TASK OBJECTIVE:
Please copy each line in the records below that contains the string "this".

RECORDED INFORMATION:
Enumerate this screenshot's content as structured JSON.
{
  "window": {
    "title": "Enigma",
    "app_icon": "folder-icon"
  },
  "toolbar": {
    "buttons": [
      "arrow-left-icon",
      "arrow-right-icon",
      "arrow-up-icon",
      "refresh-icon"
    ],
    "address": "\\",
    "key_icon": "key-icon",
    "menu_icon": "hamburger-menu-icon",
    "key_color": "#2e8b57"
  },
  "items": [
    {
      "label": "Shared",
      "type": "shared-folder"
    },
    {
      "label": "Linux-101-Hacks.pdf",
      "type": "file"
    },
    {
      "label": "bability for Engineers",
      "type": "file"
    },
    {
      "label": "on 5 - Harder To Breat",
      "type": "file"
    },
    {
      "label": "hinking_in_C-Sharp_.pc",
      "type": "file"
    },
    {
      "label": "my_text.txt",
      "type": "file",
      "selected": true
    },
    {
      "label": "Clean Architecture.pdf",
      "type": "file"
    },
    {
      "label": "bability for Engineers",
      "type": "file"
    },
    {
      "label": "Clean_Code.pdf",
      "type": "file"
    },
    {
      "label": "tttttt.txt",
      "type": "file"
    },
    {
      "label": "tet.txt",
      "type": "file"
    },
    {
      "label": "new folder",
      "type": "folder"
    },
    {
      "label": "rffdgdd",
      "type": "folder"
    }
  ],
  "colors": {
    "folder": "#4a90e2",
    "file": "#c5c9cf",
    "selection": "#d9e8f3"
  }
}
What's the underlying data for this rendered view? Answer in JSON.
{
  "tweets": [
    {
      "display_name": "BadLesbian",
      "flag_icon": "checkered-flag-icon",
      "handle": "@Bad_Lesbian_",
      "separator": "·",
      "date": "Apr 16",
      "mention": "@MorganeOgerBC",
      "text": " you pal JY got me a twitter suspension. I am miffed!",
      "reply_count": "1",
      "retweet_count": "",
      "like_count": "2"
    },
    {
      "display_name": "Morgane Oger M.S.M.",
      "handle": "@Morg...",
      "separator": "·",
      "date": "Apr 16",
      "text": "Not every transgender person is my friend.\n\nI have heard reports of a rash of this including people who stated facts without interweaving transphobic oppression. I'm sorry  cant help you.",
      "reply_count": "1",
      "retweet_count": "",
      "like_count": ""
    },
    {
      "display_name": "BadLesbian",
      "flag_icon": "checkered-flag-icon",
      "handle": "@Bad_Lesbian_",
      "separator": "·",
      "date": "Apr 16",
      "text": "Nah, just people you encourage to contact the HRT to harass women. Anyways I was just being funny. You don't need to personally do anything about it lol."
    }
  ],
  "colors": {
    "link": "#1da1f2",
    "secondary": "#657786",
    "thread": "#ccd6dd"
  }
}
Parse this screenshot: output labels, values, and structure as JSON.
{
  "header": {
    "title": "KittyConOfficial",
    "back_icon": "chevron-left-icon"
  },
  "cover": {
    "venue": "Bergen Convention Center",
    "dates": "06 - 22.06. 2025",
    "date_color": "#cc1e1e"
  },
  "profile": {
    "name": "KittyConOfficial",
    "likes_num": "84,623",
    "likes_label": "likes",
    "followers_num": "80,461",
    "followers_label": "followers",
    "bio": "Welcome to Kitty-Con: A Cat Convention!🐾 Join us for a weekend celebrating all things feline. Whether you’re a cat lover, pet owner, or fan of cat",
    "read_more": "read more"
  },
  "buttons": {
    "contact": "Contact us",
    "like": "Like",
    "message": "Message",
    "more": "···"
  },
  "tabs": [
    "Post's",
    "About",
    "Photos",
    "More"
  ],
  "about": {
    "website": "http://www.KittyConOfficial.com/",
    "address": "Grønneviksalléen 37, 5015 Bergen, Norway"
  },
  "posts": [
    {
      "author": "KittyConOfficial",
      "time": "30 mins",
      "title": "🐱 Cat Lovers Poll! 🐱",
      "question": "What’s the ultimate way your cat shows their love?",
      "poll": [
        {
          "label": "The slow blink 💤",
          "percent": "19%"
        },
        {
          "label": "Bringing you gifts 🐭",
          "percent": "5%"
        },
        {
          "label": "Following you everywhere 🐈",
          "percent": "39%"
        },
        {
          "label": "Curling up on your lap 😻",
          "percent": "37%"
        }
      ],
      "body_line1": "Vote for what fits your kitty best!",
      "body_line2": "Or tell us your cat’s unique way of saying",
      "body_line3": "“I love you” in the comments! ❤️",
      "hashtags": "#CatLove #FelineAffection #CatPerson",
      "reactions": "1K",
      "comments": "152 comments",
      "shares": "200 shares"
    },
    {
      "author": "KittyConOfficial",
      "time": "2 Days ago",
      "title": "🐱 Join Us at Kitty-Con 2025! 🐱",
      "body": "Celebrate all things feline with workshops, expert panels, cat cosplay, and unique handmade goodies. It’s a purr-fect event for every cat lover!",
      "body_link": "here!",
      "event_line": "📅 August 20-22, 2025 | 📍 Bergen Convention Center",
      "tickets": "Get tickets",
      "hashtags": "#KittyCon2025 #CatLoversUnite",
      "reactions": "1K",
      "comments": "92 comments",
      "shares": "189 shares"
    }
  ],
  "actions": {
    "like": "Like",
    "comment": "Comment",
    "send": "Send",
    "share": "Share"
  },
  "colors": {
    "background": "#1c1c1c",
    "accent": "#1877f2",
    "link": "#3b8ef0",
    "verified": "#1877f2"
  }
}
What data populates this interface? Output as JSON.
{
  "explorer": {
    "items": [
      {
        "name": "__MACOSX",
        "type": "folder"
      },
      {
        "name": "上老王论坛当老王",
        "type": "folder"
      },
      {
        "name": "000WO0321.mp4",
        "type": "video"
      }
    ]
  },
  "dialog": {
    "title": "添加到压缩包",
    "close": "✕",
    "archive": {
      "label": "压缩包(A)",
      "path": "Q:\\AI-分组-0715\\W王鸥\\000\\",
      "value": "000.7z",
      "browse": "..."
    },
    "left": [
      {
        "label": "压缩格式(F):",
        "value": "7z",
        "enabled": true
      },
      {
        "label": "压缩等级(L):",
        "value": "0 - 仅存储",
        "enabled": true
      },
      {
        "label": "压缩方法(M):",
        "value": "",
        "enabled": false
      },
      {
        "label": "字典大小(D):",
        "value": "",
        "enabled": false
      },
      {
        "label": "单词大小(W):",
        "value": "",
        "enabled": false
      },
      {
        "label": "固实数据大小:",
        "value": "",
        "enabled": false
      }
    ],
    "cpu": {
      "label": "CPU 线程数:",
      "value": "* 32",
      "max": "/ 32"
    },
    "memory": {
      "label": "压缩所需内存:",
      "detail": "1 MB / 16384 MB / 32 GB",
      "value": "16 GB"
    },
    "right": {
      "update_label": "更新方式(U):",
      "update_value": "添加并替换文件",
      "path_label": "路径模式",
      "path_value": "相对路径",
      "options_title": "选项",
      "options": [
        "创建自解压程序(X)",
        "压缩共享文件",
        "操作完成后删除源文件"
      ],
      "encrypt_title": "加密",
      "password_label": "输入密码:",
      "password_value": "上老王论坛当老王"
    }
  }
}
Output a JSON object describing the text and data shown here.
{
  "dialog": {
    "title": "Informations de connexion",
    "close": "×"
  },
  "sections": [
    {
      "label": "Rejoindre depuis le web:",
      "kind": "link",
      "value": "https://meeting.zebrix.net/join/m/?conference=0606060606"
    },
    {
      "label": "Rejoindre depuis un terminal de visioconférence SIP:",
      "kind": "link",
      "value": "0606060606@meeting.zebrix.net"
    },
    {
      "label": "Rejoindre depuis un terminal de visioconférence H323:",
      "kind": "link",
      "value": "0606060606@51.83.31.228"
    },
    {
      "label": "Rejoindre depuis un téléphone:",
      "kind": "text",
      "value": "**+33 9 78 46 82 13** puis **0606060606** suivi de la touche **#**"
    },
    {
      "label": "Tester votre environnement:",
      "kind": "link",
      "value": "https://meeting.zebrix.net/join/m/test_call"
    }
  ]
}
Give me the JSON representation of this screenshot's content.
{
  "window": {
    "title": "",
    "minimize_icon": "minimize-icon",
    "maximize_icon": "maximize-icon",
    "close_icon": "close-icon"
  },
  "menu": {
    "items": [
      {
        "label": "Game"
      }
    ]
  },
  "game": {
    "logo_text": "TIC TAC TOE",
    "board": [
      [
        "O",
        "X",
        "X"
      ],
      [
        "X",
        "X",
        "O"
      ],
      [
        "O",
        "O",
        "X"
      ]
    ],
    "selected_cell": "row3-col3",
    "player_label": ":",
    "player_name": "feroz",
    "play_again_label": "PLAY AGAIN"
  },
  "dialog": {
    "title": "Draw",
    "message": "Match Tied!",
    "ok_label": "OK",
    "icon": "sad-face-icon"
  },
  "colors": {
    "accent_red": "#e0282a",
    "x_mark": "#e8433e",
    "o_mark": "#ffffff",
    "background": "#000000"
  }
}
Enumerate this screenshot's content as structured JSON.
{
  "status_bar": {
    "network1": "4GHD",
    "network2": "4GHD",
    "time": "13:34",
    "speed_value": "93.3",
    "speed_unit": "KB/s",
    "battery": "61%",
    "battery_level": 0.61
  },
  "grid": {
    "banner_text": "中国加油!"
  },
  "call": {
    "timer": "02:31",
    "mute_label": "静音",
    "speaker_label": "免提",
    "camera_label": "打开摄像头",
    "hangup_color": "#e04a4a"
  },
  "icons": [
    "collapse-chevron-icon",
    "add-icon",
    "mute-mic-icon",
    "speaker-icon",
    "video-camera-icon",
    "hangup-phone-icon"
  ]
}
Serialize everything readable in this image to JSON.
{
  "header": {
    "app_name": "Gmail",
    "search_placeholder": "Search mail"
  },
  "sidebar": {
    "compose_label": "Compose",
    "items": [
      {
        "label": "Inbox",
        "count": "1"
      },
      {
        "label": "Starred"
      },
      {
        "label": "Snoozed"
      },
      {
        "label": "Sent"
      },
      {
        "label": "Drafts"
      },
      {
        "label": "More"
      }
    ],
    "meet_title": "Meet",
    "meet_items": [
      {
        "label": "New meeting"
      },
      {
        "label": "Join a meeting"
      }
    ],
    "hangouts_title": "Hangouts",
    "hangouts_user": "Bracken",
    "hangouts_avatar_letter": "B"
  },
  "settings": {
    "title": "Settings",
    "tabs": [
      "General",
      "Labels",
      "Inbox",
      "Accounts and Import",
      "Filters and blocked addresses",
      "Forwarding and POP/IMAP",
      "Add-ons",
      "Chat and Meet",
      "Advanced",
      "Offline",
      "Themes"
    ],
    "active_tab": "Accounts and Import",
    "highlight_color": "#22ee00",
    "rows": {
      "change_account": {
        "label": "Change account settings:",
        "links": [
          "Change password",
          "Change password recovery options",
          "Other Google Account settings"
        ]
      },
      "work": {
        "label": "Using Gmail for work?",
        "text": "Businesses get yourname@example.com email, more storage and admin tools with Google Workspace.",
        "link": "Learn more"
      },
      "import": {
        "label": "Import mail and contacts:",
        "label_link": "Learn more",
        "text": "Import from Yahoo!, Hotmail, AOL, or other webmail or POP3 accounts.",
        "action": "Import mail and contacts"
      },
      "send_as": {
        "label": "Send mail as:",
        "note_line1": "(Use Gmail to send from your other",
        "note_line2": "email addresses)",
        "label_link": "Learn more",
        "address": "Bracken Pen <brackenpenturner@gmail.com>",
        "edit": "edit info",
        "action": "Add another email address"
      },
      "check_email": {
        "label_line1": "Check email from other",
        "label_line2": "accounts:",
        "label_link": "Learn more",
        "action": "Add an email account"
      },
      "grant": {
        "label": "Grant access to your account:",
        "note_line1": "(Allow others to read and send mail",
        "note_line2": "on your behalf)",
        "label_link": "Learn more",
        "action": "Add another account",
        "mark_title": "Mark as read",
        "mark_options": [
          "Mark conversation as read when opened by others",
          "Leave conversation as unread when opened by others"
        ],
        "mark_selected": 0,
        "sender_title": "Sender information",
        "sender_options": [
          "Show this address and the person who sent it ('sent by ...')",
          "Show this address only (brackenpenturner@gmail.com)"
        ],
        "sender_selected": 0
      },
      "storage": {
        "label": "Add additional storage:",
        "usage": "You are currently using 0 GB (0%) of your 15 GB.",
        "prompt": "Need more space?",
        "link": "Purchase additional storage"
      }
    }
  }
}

RESULT OF THE EXERCISE:
Enumerate this screenshot's content as structured JSON.
What's the underlying data for this rendered view? Answer in JSON.
      "text": "Not every transgender person is my friend.\n\nI have heard reports of a rash of this including people who stated facts without interweaving transphobic oppression. I'm sorry  cant help you.",
Parse this screenshot: output labels, values, and structure as JSON.
What data populates this interface? Output as JSON.
Give me the JSON representation of this screenshot's content.
Enumerate this screenshot's content as structured JSON.
Serialize everything readable in this image to JSON.
          "Show this address and the person who sent it ('sent by ...')",
          "Show this address only (brackenpenturner@gmail.com)"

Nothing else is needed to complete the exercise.